The resistance of the Mothers: interview with Hebe de Bonafini

What is the 25 Resistance March and the 1,500 Thursday event going to be like?

All we have prepared is based on concerts, music, poetry during 24 hours. This will be dedicated to our children and to all those comrades in the factories, since we consider them very close to our children, and in the factories is where we feel ourselves best represented. So, the comrades from the factories will deliver their speech at the square, the Mothers will speak after them. It is going to be like a celebration. And it will be the last Resistance March.

What comes first and last in this moment, this decision?

We feel that calling a Resistance March in which the Mothers can not withstand 24 hours is a ridiculous thing because it is like sending others to resist for us. We have always done everything by ourselves, resisting is resisting, resisting is walking. I quarrelled in the First Resistance March, when they told me that I did not know what resistance meant. For me, resisting is resisting, it is walking. And now we, the Mothers, are very old, we can not walk during 24 hours or 20 hours; sometimes we can not walk during five hours. It is hard for us and then we believe that the cycle is closing in this fantastic way: March number 25, all 1,500 Thursdays and other opportunities open up, marvellous ones: the University, the school, the radio, maybe a TV channel; then we have other places to fight, to speak out. Of course we will continue with our march every Thursday. That one will exist forever, for life, until only one of us remain there to march. But this one is the last Resistance March.

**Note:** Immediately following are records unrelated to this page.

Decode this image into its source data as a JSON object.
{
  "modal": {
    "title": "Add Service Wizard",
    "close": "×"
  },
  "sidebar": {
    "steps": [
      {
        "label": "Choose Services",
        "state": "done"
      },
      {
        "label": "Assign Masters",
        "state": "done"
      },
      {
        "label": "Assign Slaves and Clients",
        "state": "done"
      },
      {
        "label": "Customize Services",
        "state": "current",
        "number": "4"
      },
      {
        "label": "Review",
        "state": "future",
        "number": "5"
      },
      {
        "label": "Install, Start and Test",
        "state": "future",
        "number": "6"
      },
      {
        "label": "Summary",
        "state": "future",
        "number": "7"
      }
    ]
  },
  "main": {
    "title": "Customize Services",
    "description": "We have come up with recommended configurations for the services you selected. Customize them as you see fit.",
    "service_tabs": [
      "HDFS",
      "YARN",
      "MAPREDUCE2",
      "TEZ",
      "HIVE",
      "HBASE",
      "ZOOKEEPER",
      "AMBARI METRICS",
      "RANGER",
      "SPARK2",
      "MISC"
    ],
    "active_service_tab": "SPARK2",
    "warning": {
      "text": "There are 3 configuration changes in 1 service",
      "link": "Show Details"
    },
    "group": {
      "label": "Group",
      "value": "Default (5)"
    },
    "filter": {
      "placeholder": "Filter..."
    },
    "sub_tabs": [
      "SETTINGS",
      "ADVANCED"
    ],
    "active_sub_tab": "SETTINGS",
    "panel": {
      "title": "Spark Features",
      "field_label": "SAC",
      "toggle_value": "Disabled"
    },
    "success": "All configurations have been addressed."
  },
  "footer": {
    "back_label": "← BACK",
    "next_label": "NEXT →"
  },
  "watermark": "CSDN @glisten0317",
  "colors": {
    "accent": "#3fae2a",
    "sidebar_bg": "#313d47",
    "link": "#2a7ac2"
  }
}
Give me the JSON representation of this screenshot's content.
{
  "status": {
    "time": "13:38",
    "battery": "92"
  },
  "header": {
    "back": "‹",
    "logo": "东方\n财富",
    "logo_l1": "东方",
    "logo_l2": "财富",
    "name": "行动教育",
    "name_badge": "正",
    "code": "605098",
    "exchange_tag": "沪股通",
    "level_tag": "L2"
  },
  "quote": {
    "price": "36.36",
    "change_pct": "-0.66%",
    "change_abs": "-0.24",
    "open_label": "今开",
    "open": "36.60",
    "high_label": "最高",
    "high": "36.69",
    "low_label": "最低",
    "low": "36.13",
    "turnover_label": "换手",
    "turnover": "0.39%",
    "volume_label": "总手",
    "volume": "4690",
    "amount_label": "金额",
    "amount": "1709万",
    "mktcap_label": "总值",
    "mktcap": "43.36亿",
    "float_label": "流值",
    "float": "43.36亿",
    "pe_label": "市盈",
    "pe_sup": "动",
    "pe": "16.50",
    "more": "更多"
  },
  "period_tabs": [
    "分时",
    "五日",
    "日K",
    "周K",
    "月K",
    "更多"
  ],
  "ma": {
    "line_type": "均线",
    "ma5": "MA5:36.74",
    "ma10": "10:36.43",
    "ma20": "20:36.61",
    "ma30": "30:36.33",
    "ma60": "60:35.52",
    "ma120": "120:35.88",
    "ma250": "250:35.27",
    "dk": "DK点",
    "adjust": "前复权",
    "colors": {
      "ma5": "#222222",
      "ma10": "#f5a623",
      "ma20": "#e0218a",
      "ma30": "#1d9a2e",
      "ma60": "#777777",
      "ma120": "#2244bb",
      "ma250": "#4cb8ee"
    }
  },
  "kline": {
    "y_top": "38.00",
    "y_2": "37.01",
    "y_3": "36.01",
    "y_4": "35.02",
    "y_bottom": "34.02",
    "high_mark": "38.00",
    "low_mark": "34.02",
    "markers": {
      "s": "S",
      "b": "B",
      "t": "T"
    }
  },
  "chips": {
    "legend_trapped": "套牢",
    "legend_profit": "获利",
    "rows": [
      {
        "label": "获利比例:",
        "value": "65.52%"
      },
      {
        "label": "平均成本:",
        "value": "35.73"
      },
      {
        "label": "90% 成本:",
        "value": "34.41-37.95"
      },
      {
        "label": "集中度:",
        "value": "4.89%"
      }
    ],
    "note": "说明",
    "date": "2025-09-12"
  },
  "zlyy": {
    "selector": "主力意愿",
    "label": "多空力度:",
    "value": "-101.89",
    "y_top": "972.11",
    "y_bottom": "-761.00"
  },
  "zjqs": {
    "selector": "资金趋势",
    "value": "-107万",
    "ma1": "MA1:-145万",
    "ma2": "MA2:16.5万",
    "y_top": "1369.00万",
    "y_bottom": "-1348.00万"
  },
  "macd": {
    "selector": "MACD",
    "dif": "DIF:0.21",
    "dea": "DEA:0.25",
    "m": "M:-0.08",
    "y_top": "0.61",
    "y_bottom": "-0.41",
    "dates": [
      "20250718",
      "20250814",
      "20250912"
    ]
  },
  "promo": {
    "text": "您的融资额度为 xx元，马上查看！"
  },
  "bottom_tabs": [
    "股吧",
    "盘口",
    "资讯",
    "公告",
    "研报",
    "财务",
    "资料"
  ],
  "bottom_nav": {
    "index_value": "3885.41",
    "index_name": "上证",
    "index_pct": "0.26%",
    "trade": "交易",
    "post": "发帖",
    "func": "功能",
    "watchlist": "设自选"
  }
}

And what can you tell us about the slogan: “Against hunger, which is a crime”?

We have always marched for our children who claimed that idea; after that, we demanded “Trial and punishment”, and all those things you know, but resistance was made in a very hard way so we do not want to abandon it. “One thousand five hundred Thursdays in struggle and resistance against hunger, which is a crime”, I think the slogan is quite clear and that it expresses that we, the Mothers, keep saying that hunger is a crime and we have to find a solution to that.

Do you want to add something else?

I think that the Mothers have always been very creative as to what we have done and the creation of the Resistance March was only possible if we resisted; if not it can then be called differently like a picketing march…may be other way, but the Resistant March is the creation by the Mothers; it is their own invention and the resistance of the Mothers, who never give in, who never sold the blood of our children, and who never negotiated anything, who never accepted anything linked to death; the March has to keep going and linked to life, therefore, it will be like a celebration.

[1during the dictatorship imposed from 1976 to 1983, but which had already been established some years before, the military disappeared 30,000 people.

[2In 1983, after its defeat against the British at the Falklands, the dictatorship gave way to a civil government led, up to 1989, by Raul Alfonsin, of the UCR.

[3who was Argentinean President from 1989 to 1999, he imposed an ultra-liberal policy by privatizing most of the country’s riches.

[4a left-wing coalition led by the UCR, Fernando de la Rua came to power in 1999, but he turned to the International Monetary Fund (IMF) and led the country into the 2001 crisis. He violently repressed huge popular demonstrations which concluded on December 19 and 20 with dozens killed.

[5those favouring military coup.